Via these standards, investors will better understand the ESG footprint of companies, their ESG strategies and their progress on this front in a format that will also facilitate comparison across companies and sectors. This initiative will invite scrutiny by investors, regulators and other stakeholders as the ESG standings of these companies become public.
US SEC to issue new regulations mandating climate-related disclosures by U.S. listed companies.
In December 2021, Singapore Exchange (SGX) mandated that all issuers must provide climate reporting in their sustainability reports.
At COP26, International Financial Reporting Standards (IFRS) Foundation announced the formation of a new International Sustainability Standards Board.
In November 2021, the Hong Kong Stock Exchange (HKEX) published guidance to listed issuers on climate disclosures.
In October 2021, the UK Government brought in rules requiring UK based companies to disclose climate-related financial information.
In October 2021, the New Zealand parliament passed the Financial Sector Amendment Act 2021 requiring companies to make climate-related disclosures.
In May 2021, the Securities and Exchange Board of India (SEBI) announced that it would require the top 1000 listed companies to report on their ESG parameters.
This article first appeared in Carbon Copy. Part 2, Why ESG strategies are fast becoming a mainstay in corporate financial planning, will follow on 30 March.

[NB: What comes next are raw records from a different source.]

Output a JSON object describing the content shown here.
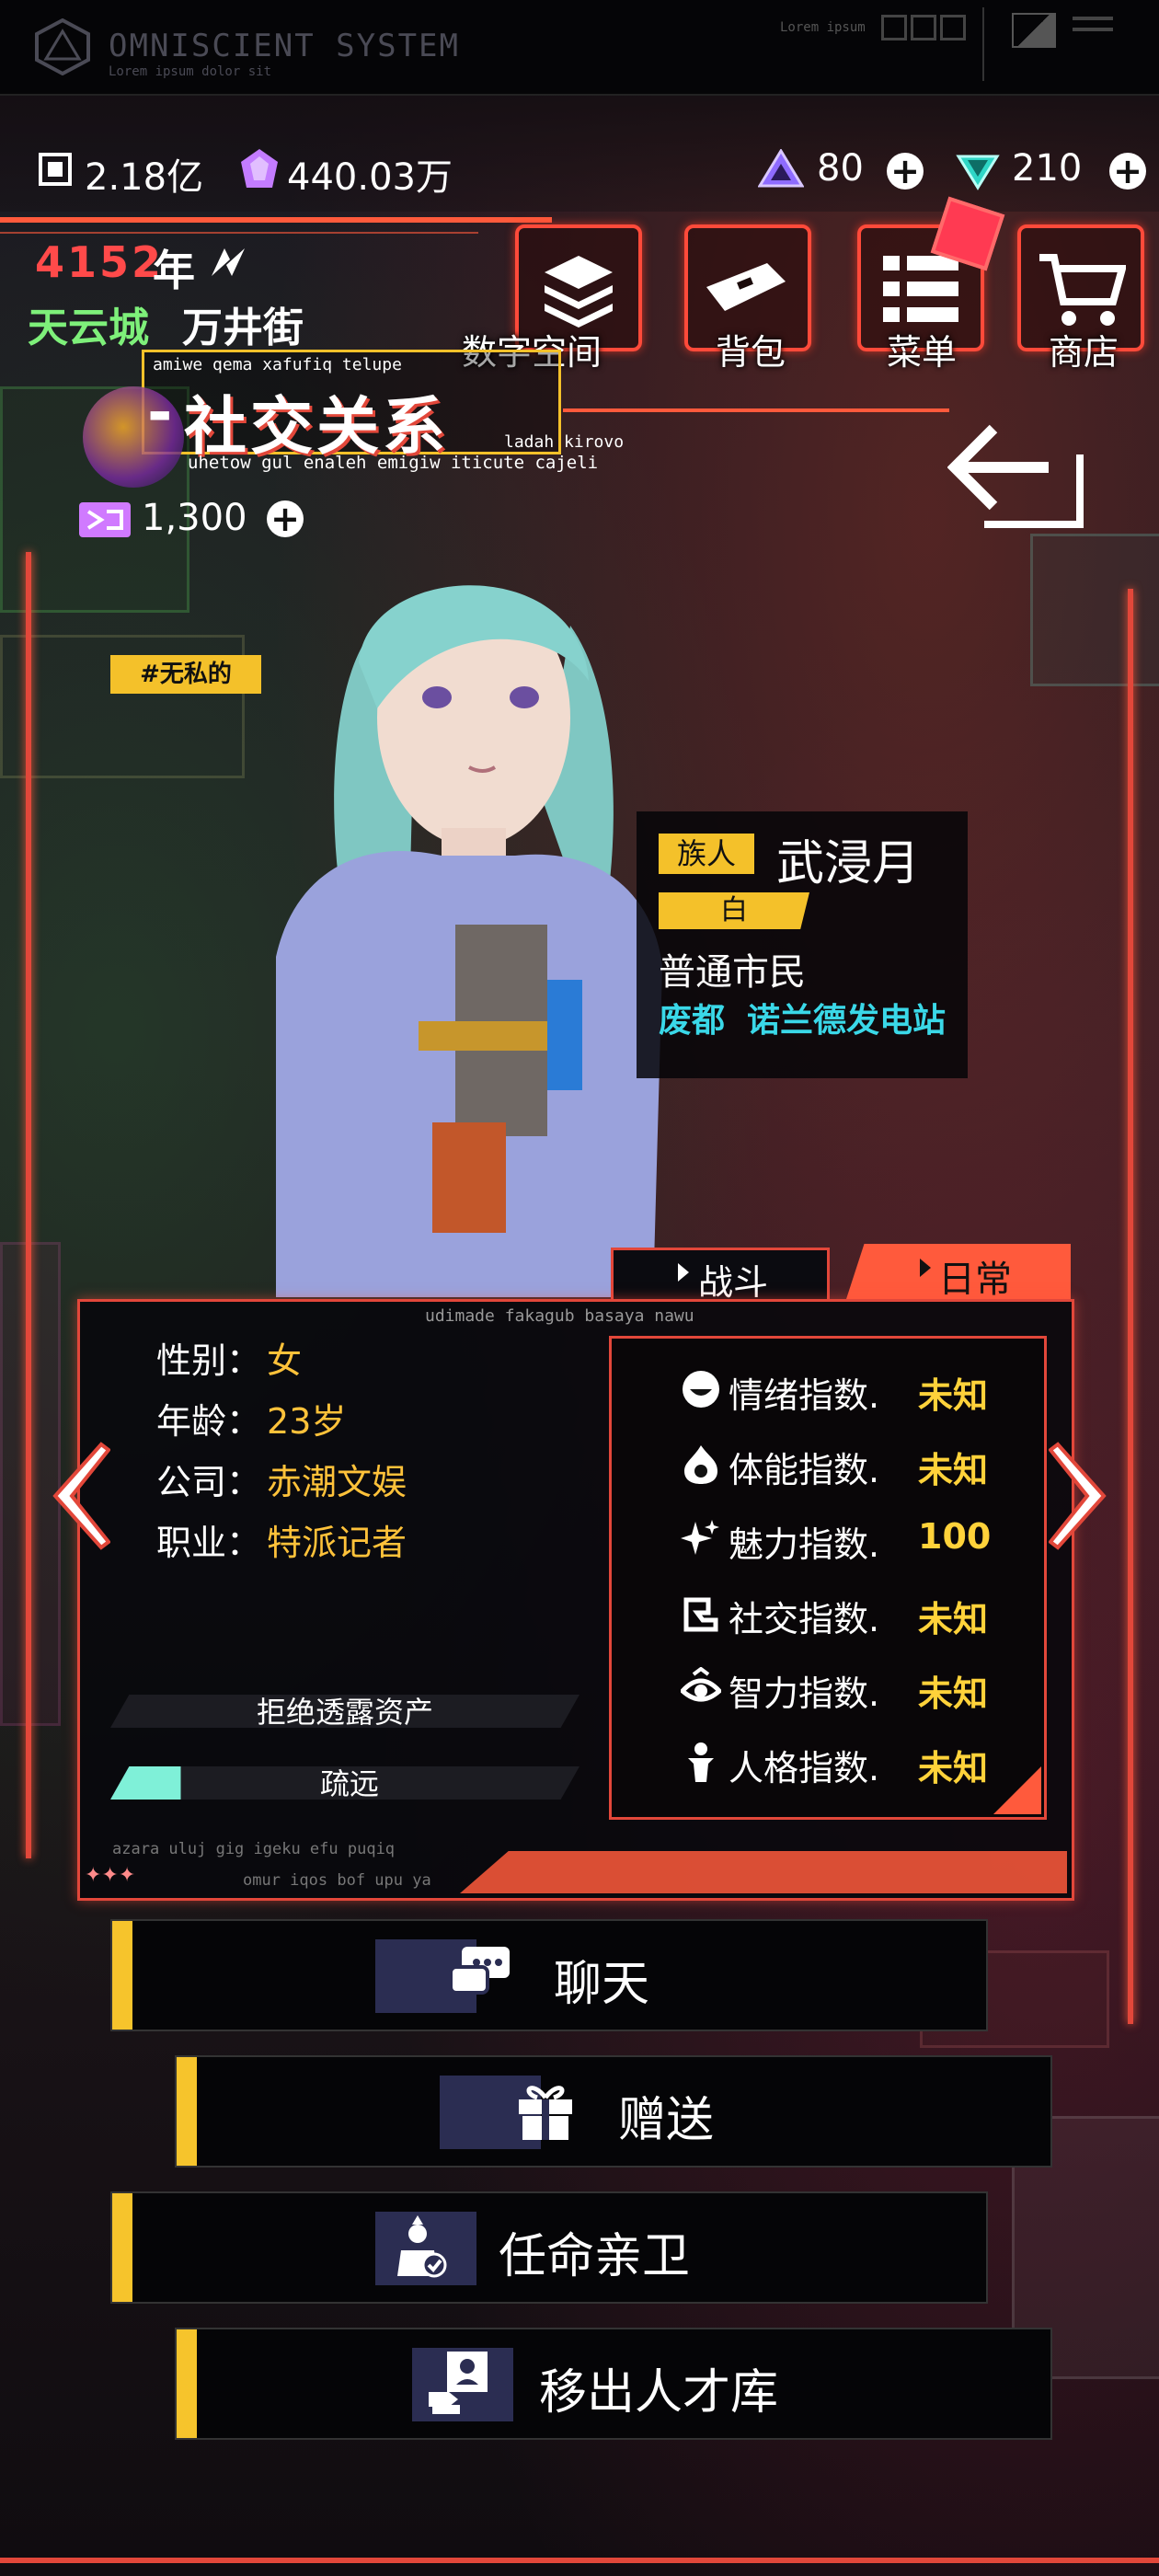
{
  "topbar": {
    "brand": "OMNISCIENT  SYSTEM",
    "brand_sub": "Lorem ipsum dolor sit",
    "small_label": "Lorem ipsum"
  },
  "resources": {
    "chips": "2.18亿",
    "crystals": "440.03万",
    "gems": "80",
    "diamonds": "210",
    "tokens": "1,300"
  },
  "location": {
    "year": "4152",
    "year_unit": "年",
    "city": "天云城",
    "street": "万井街"
  },
  "menu": [
    {
      "label": "数字空间"
    },
    {
      "label": "背包"
    },
    {
      "label": "菜单"
    },
    {
      "label": "商店"
    }
  ],
  "page": {
    "title": "社交关系",
    "title_prefix": "-",
    "caption_top": "amiwe qema xafufiq telupe",
    "caption_bottom": "uhetow gul enaleh emigiw iticute cajeli",
    "caption_right": "ladah kirovo"
  },
  "character": {
    "trait_tag": "#无私的",
    "race": "族人",
    "name": "武浸月",
    "color_tag": "白",
    "class": "普通市民",
    "district": "废都",
    "workplace": "诺兰德发电站"
  },
  "tabs": {
    "battle": "战斗",
    "daily": "日常",
    "panel_caption": "udimade fakagub basaya nawu"
  },
  "profile": [
    {
      "key": "性别",
      "value": "女"
    },
    {
      "key": "年龄",
      "value": "23岁"
    },
    {
      "key": "公司",
      "value": "赤潮文娱"
    },
    {
      "key": "职业",
      "value": "特派记者"
    }
  ],
  "status": {
    "assets": "拒绝透露资产",
    "relation": "疏远",
    "relation_level": 0.15,
    "footer_a": "azara uluj gig igeku efu puqiq",
    "footer_b": "omur iqos bof upu ya"
  },
  "stats": [
    {
      "name": "情绪指数.",
      "value": "未知",
      "icon": "emotion-icon"
    },
    {
      "name": "体能指数.",
      "value": "未知",
      "icon": "stamina-icon"
    },
    {
      "name": "魅力指数.",
      "value": "100",
      "icon": "charm-icon"
    },
    {
      "name": "社交指数.",
      "value": "未知",
      "icon": "social-icon"
    },
    {
      "name": "智力指数.",
      "value": "未知",
      "icon": "intellect-icon"
    },
    {
      "name": "人格指数.",
      "value": "未知",
      "icon": "personality-icon"
    }
  ],
  "actions": [
    {
      "label": "聊天",
      "icon": "chat-icon"
    },
    {
      "label": "赠送",
      "icon": "gift-icon"
    },
    {
      "label": "任命亲卫",
      "icon": "appoint-guard-icon"
    },
    {
      "label": "移出人才库",
      "icon": "remove-talent-icon"
    }
  ],
  "colors": {
    "accent_red": "#ff4a3a",
    "accent_yellow": "#f6c42c",
    "value_yellow": "#ffd23a",
    "cyan_text": "#3ad8e8",
    "green_text": "#7ef07a"
  }
}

Shantanu Srivastava is an energy finance analyst at the Institute for Energy Economics and Financial Analysis (IEEFA).